Ham, salami, prosciutto… these deli meats are toppings on the vast majority of pizzas – and I’m sorry to say that if you’re a big fan, I’ve got some bad news.
Processed meats are chock-full of sodium and saturated fat, both of which are bad news for heart health, so they shouldn’t be consumed on the reg. In fact, processed meats are linked to bowel cancer, so ideally should be avoided altogether.
On the healthier end of the spectrum are veggie and seafood pizzas (think: prawns, mushroom, capsicum), which tend to contain less sodium and saturated fat than their meaty counterparts.
Of course, cheese is part and parcel of any pizza – and while cheese can easily be a part of a healthy diet, eating too much of it can really ramp up your total kilojoule and sodium intake, so it’ll pay to take it easy on the cheese front.

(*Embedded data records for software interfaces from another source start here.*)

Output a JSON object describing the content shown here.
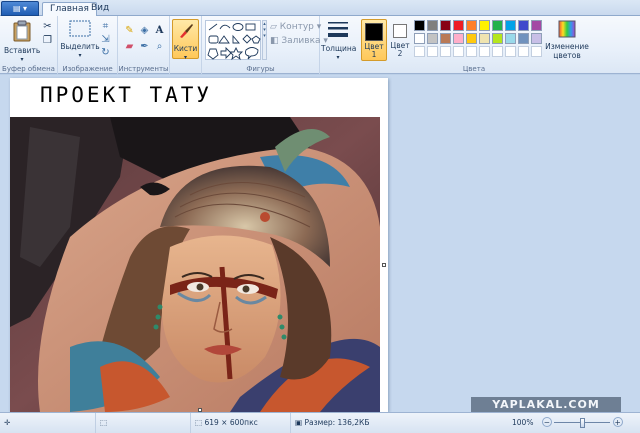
{
  "app": {
    "menu_icon": "menu-icon",
    "tabs": [
      {
        "label": "Главная",
        "active": true
      },
      {
        "label": "Вид",
        "active": false
      }
    ]
  },
  "ribbon": {
    "clipboard": {
      "paste_label": "Вставить",
      "group_label": "Буфер обмена",
      "icons": [
        "paste-icon",
        "cut-icon",
        "copy-icon"
      ]
    },
    "image": {
      "select_label": "Выделить",
      "group_label": "Изображение",
      "icons": [
        "crop-icon",
        "resize-icon",
        "rotate-icon"
      ]
    },
    "tools": {
      "group_label": "Инструменты",
      "icons": [
        "pencil-icon",
        "fill-icon",
        "text-icon",
        "eraser-icon",
        "color-picker-icon",
        "magnifier-icon"
      ]
    },
    "brushes": {
      "label": "Кисти"
    },
    "shapes": {
      "group_label": "Фигуры",
      "outline_label": "Контур",
      "fill_label": "Заливка"
    },
    "size": {
      "label": "Толщина"
    },
    "color1": {
      "label_line1": "Цвет",
      "label_line2": "1",
      "value": "#000000"
    },
    "color2": {
      "label_line1": "Цвет",
      "label_line2": "2",
      "value": "#ffffff"
    },
    "colors": {
      "group_label": "Цвета",
      "edit_label_line1": "Изменение",
      "edit_label_line2": "цветов",
      "row1": [
        "#000000",
        "#7f7f7f",
        "#880015",
        "#ed1c24",
        "#ff7f27",
        "#fff200",
        "#22b14c",
        "#00a2e8",
        "#3f48cc",
        "#a349a4"
      ],
      "row2": [
        "#ffffff",
        "#c3c3c3",
        "#b97a57",
        "#ffaec9",
        "#ffc90e",
        "#efe4b0",
        "#b5e61d",
        "#99d9ea",
        "#7092be",
        "#c8bfe7"
      ]
    }
  },
  "canvas": {
    "handwriting": "ПРОЕКТ ТАТУ"
  },
  "watermark": "YAPLAKAL.COM",
  "status": {
    "dimensions": "619 × 600пкс",
    "file_size": "Размер: 136,2КБ",
    "zoom": "100%",
    "zoom_out": "−",
    "zoom_in": "+"
  }
}
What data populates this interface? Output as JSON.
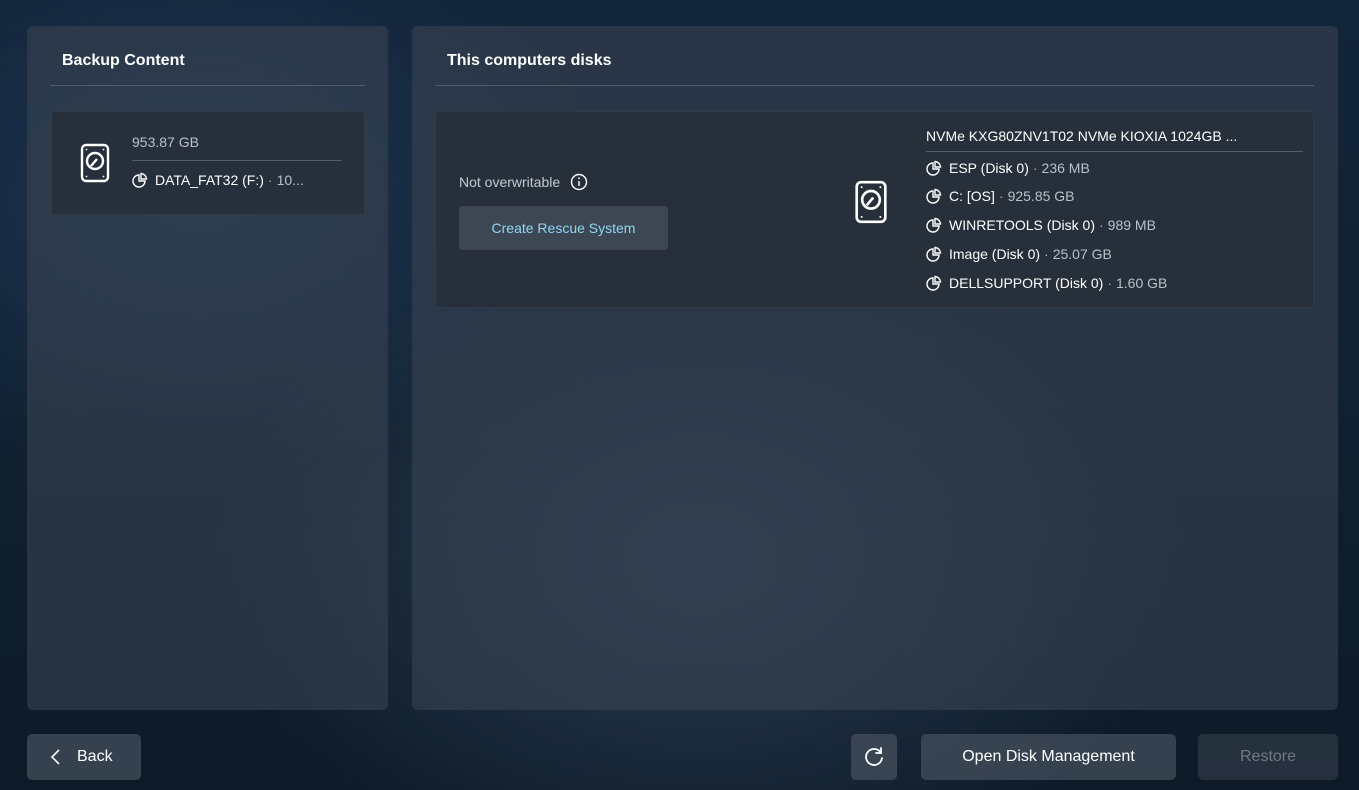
{
  "backup_panel": {
    "title": "Backup Content",
    "item": {
      "size": "953.87 GB",
      "partition_name": "DATA_FAT32 (F:)",
      "partition_size": "10..."
    }
  },
  "disks_panel": {
    "title": "This computers disks",
    "status_text": "Not overwritable",
    "rescue_button_label": "Create Rescue System",
    "disk": {
      "name": "NVMe KXG80ZNV1T02 NVMe KIOXIA 1024GB ...",
      "partitions": [
        {
          "name": "ESP (Disk 0)",
          "size": "236 MB"
        },
        {
          "name": "C: [OS]",
          "size": "925.85 GB"
        },
        {
          "name": "WINRETOOLS (Disk 0)",
          "size": "989 MB"
        },
        {
          "name": "Image (Disk 0)",
          "size": "25.07 GB"
        },
        {
          "name": "DELLSUPPORT (Disk 0)",
          "size": "1.60 GB"
        }
      ]
    }
  },
  "footer": {
    "back_label": "Back",
    "disk_management_label": "Open Disk Management",
    "restore_label": "Restore"
  },
  "separator": "·",
  "icons": {
    "disk": "hard-disk-icon",
    "partition": "pie-chart-icon",
    "info": "info-icon",
    "back": "chevron-left-icon",
    "refresh": "refresh-icon"
  },
  "colors": {
    "accent_link": "#8fd6f2",
    "panel_bg": "#384250",
    "disabled_text": "#6f7782"
  }
}
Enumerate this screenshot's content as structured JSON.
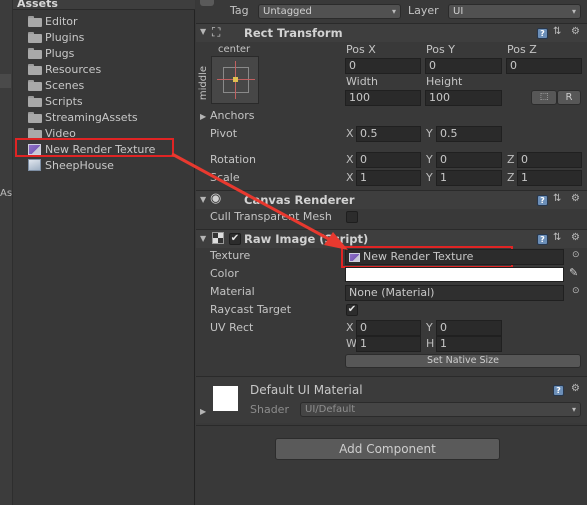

Thick vs thin vs stuffed crusts: what’s the difference?
As a general rule of thumb, thin crusts are a healthier option than thick, but there is a lot of variation between outlets, so it’ll pay to read up on the nutrition information.
What is a sure thing, however, is that stuffed crusts are at the bottom of the pecking order. Usually filled with cheese, stuffed crusts ramp up the kilojoule content of an already kilojoule-packed meal, so I’d suggest skipping it, at least most of the time.
How much pizza is ok to eat in one sitting?
A whole pizza can add a whole lot of unnecessary kilojoules, sodium and saturated fat to your diet, even if you’re choosing a healthier choice (like a veggie pizza on a thin crust), so I’d advise against the whole pie.
The other thing worth considering is that pizza on its own is rarely a balanced meal, so I’d suggest balancing it out with extra veggies on the side, like a big side salad. For the average Joe, that means two or three slices of pizza along with veggies on the side is a good place to start.
If you’re out, an easy way to do it is to split a pizza between two or three dinner buddies and order some fresh sides to go with it. If you’re at home with takeaway, I’d suggest serving yourself your slices on a plate rather than eating from the box, to help avoid overdoing it.
The verdict on pizza: how much is too much?
You might be surprised to hear this from a dietitian, but if pizza is your absolute favourite meal, I think eating it once a week is perfectly fine, especially if you stick to the above parameters.
A healthy diet isn’t about perfection – but instead, eating healthy wholefoods the majority of the time and balancing it out with your favourite treat foods to fill up your happy cup every once in a while. If that means a week of whole grains and tonnes of veggies is complimented with a few slices of pizza on the weekend, then that’s fine by me.
Melissa Meier is a Sydney-based accredited practising dietitian. You can connect with her on Instagram @honest_nutrition.